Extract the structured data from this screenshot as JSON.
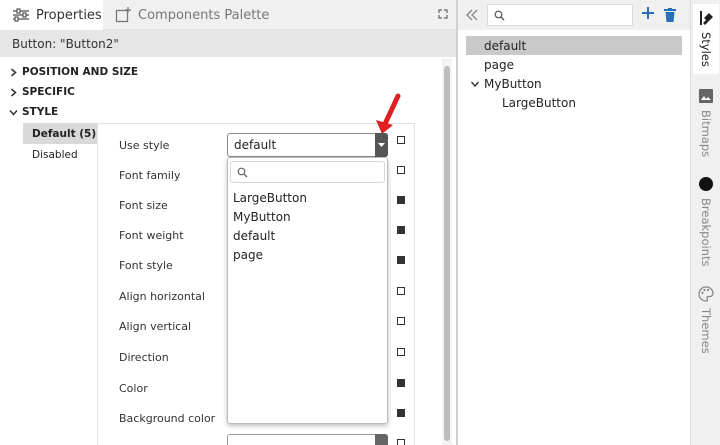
{
  "tabs": {
    "properties": "Properties",
    "components_palette": "Components Palette"
  },
  "selection_label": "Button: \"Button2\"",
  "sections": {
    "position_and_size": "POSITION AND SIZE",
    "specific": "SPECIFIC",
    "style": "STYLE"
  },
  "style_states": [
    {
      "label": "Default (5)",
      "selected": true
    },
    {
      "label": "Disabled",
      "selected": false
    }
  ],
  "properties": [
    {
      "label": "Use style",
      "checked": false
    },
    {
      "label": "Font family",
      "checked": false
    },
    {
      "label": "Font size",
      "checked": true
    },
    {
      "label": "Font weight",
      "checked": true
    },
    {
      "label": "Font style",
      "checked": true
    },
    {
      "label": "Align horizontal",
      "checked": false
    },
    {
      "label": "Align vertical",
      "checked": false
    },
    {
      "label": "Direction",
      "checked": false
    },
    {
      "label": "Color",
      "checked": true
    },
    {
      "label": "Background color",
      "checked": true
    },
    {
      "label": "",
      "checked": false
    }
  ],
  "use_style": {
    "value": "default",
    "options": [
      "LargeButton",
      "MyButton",
      "default",
      "page"
    ]
  },
  "styles_tree": [
    {
      "label": "default",
      "level": 0,
      "selected": true,
      "expandable": false
    },
    {
      "label": "page",
      "level": 0,
      "selected": false,
      "expandable": false
    },
    {
      "label": "MyButton",
      "level": 0,
      "selected": false,
      "expandable": true
    },
    {
      "label": "LargeButton",
      "level": 1,
      "selected": false,
      "expandable": false
    }
  ],
  "side_tabs": [
    {
      "label": "Styles",
      "icon": "styles-icon",
      "active": true
    },
    {
      "label": "Bitmaps",
      "icon": "bitmaps-icon",
      "active": false
    },
    {
      "label": "Breakpoints",
      "icon": "breakpoints-icon",
      "active": false
    },
    {
      "label": "Themes",
      "icon": "themes-icon",
      "active": false
    }
  ],
  "colors": {
    "accent_blue": "#2a6db8",
    "annotation_red": "#e02020",
    "selected_bg": "#c9c9c9"
  }
}
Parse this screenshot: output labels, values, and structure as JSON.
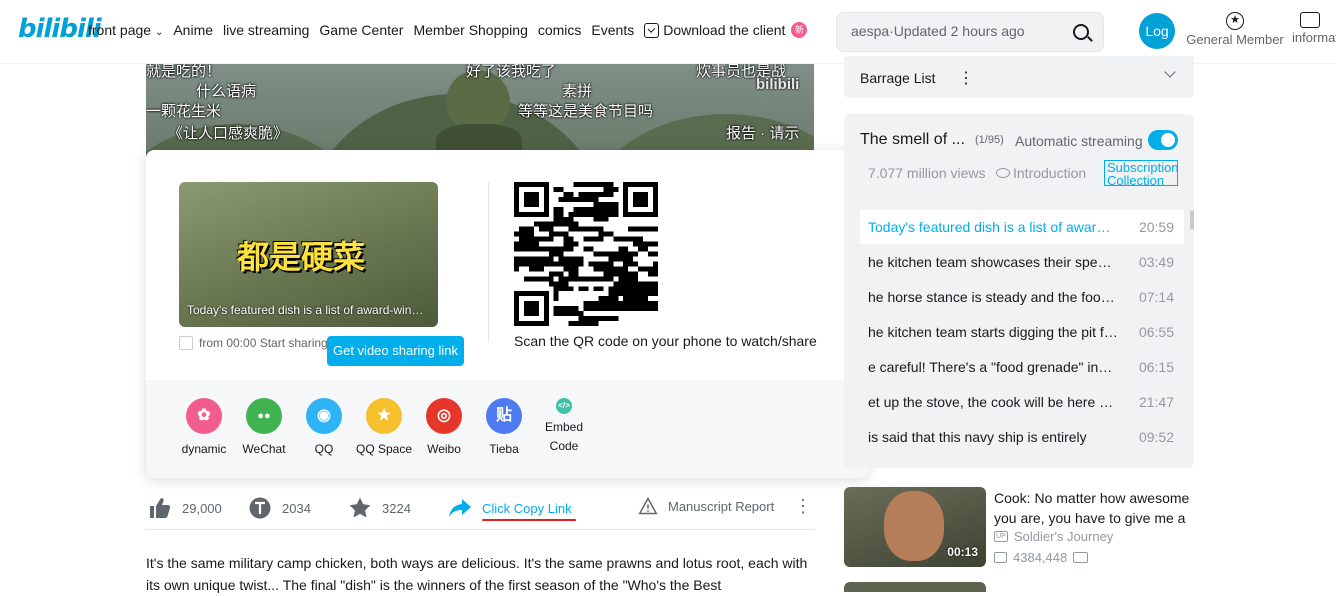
{
  "header": {
    "logo": "bilibili",
    "nav": [
      "front page",
      "Anime",
      "live streaming",
      "Game Center",
      "Member Shopping",
      "comics",
      "Events"
    ],
    "nav_chevron_item": "front page",
    "download_label": "Download the client",
    "new_badge": "新",
    "search_value": "aespa·Updated 2 hours ago",
    "avatar_text": "Log",
    "member_label": "General Member",
    "member_icon_glyph": "★",
    "info_label": "information"
  },
  "video": {
    "subtitles": [
      "就是吃的！",
      "什么语病",
      "一颗花生米",
      "《让人口感爽脆》",
      "好了该我吃了",
      "素拼",
      "等等这是美食节目吗",
      "炊事员也是战",
      "报告 · 请示"
    ],
    "watermark": "bilibili"
  },
  "share": {
    "thumb_big_text": "都是硬菜",
    "thumb_caption": "Today's featured dish is a list of award-winning dishes",
    "start_label": "from 00:00 Start sharing",
    "get_link_button": "Get video sharing link",
    "qr_caption": "Scan the QR code on your phone to watch/share",
    "targets": [
      {
        "label": "dynamic",
        "glyph": "✿",
        "color": "#f25d8e"
      },
      {
        "label": "WeChat",
        "glyph": "●●",
        "color": "#3fb34f"
      },
      {
        "label": "QQ",
        "glyph": "◉",
        "color": "#2eb4f5"
      },
      {
        "label": "QQ Space",
        "glyph": "★",
        "color": "#f6c02d"
      },
      {
        "label": "Weibo",
        "glyph": "◎",
        "color": "#e6362a"
      },
      {
        "label": "Tieba",
        "glyph": "贴",
        "color": "#4f7bf2"
      }
    ],
    "embed_label_1": "Embed",
    "embed_label_2": "Code"
  },
  "actions": {
    "likes": "29,000",
    "coins": "2034",
    "favorites": "3224",
    "copy_link": "Click Copy Link",
    "report": "Manuscript Report"
  },
  "description": "It's the same military camp chicken, both ways are delicious. It's the same prawns and lotus root, each with its own unique twist... The final \"dish\" is the winners of the first season of the \"Who's the Best",
  "barrage": {
    "title": "Barrage List"
  },
  "playlist": {
    "title": "The smell of ...",
    "count": "(1/95)",
    "auto_label": "Automatic streaming",
    "views": "7.077 million views",
    "intro": "Introduction",
    "subscribe_label": "Subscription Collection",
    "episodes": [
      {
        "title": "Today's featured dish is a list of award-winning dishes",
        "duration": "20:59",
        "active": true
      },
      {
        "title": "he kitchen team showcases their special skills",
        "duration": "03:49"
      },
      {
        "title": "he horse stance is steady and the food is served",
        "duration": "07:14"
      },
      {
        "title": "he kitchen team starts digging the pit for cooking",
        "duration": "06:55"
      },
      {
        "title": "e careful! There's a \"food grenade\" incoming",
        "duration": "06:15"
      },
      {
        "title": "et up the stove, the cook will be here soon",
        "duration": "21:47"
      },
      {
        "title": " is said that this navy ship is entirely",
        "duration": "09:52"
      }
    ]
  },
  "recommended": {
    "title": "Cook: No matter how awesome you are, you have to give me a special forces soldier",
    "uploader": "Soldier's Journey",
    "up_badge": "UP",
    "views": "4384,448",
    "duration": "00:13"
  }
}
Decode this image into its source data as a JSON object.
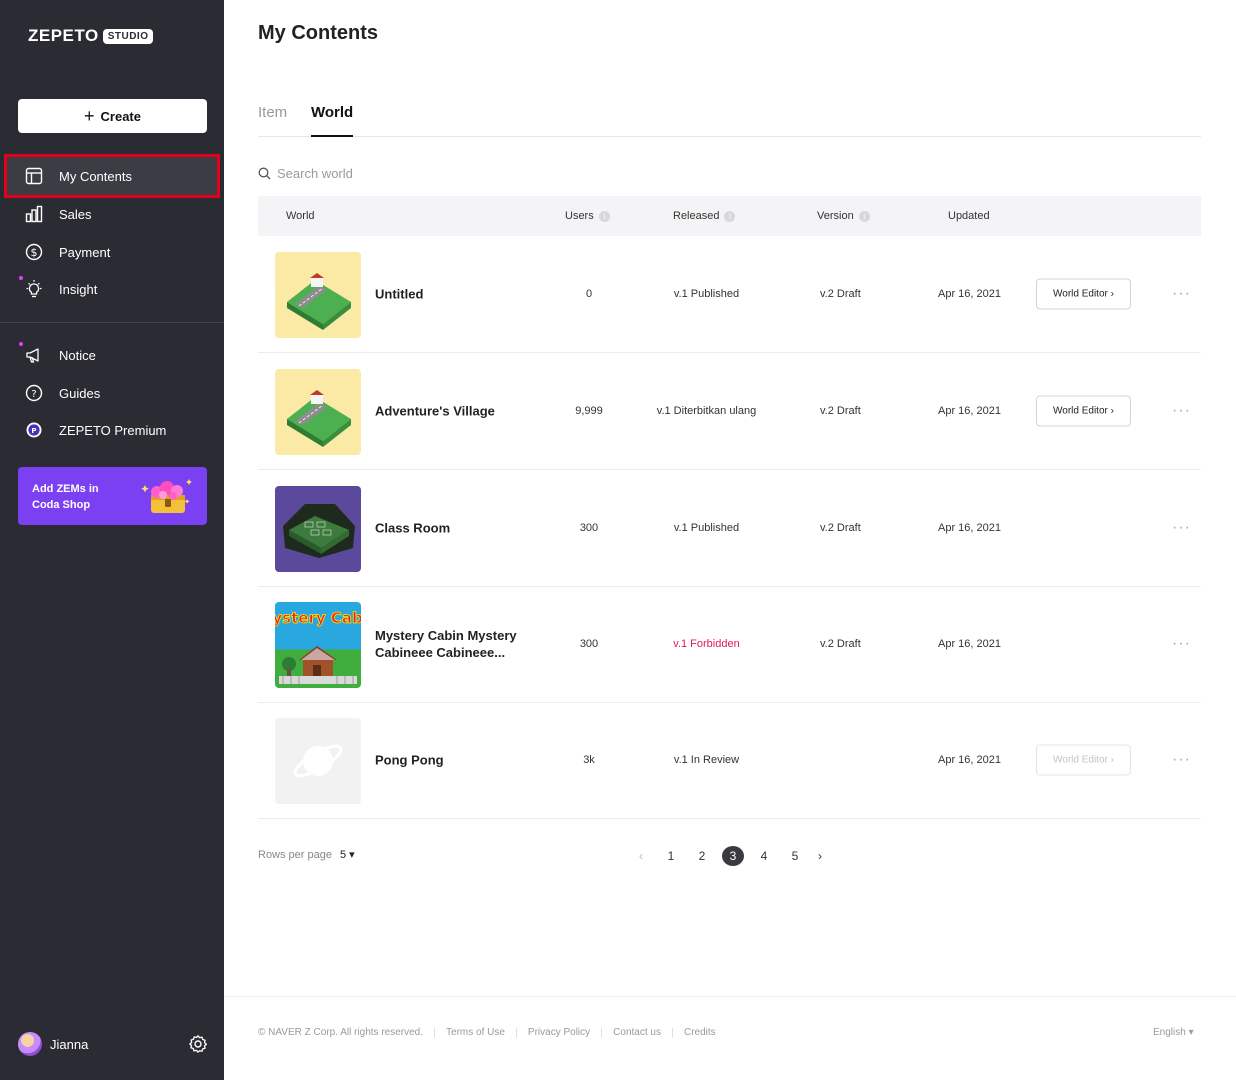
{
  "app": {
    "logo_word": "ZEPETO",
    "logo_badge": "STUDIO"
  },
  "sidebar": {
    "create_label": "Create",
    "items": [
      {
        "label": "My Contents",
        "icon": "layout-icon",
        "active": true
      },
      {
        "label": "Sales",
        "icon": "bar-chart-icon"
      },
      {
        "label": "Payment",
        "icon": "dollar-circle-icon"
      },
      {
        "label": "Insight",
        "icon": "lightbulb-icon",
        "dot": true
      },
      {
        "label": "Notice",
        "icon": "megaphone-icon",
        "dot": true
      },
      {
        "label": "Guides",
        "icon": "question-circle-icon"
      },
      {
        "label": "ZEPETO Premium",
        "icon": "premium-p-icon"
      }
    ],
    "promo": {
      "line1": "Add ZEMs in",
      "line2": "Coda Shop"
    },
    "user_name": "Jianna"
  },
  "main": {
    "title": "My Contents",
    "tabs": [
      {
        "label": "Item"
      },
      {
        "label": "World",
        "active": true
      }
    ],
    "search_placeholder": "Search world",
    "columns": {
      "world": "World",
      "users": "Users",
      "released": "Released",
      "version": "Version",
      "updated": "Updated"
    },
    "rows": [
      {
        "name": "Untitled",
        "users": "0",
        "released": "v.1  Published",
        "version": "v.2  Draft",
        "updated": "Apr 16, 2021",
        "button": "World Editor ›"
      },
      {
        "name": "Adventure's Village",
        "users": "9,999",
        "released": "v.1  Diterbitkan ulang",
        "version": "v.2  Draft",
        "updated": "Apr 16, 2021",
        "button": "World Editor ›"
      },
      {
        "name": "Class Room",
        "users": "300",
        "released": "v.1  Published",
        "version": "v.2  Draft",
        "updated": "Apr 16, 2021"
      },
      {
        "name": "Mystery Cabin Mystery Cabineee Cabineee...",
        "thumb_text": "Mystery Cabin",
        "users": "300",
        "released": "v.1  Forbidden",
        "version": "v.2  Draft",
        "updated": "Apr 16, 2021"
      },
      {
        "name": "Pong Pong",
        "users": "3k",
        "released": "v.1  In Review",
        "version": "",
        "updated": "Apr 16, 2021",
        "button": "World Editor ›",
        "button_disabled": true
      }
    ],
    "more_label": "···",
    "rows_per_page_label": "Rows per page",
    "rows_per_page_value": "5 ▾",
    "pagination": {
      "pages": [
        "1",
        "2",
        "3",
        "4",
        "5"
      ],
      "current": "3",
      "prev": "‹",
      "next": "›"
    }
  },
  "footer": {
    "links": [
      "© NAVER Z Corp. All rights reserved.",
      "Terms of Use",
      "Privacy Policy",
      "Contact us",
      "Credits"
    ],
    "language": "English ▾"
  },
  "colors": {
    "sidebar_bg": "#2b2b33",
    "promo_bg": "#7b40f2",
    "forbidden": "#e0185e",
    "highlight_border": "#e3001b"
  }
}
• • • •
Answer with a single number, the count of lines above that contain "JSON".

• **Exercise solution**
3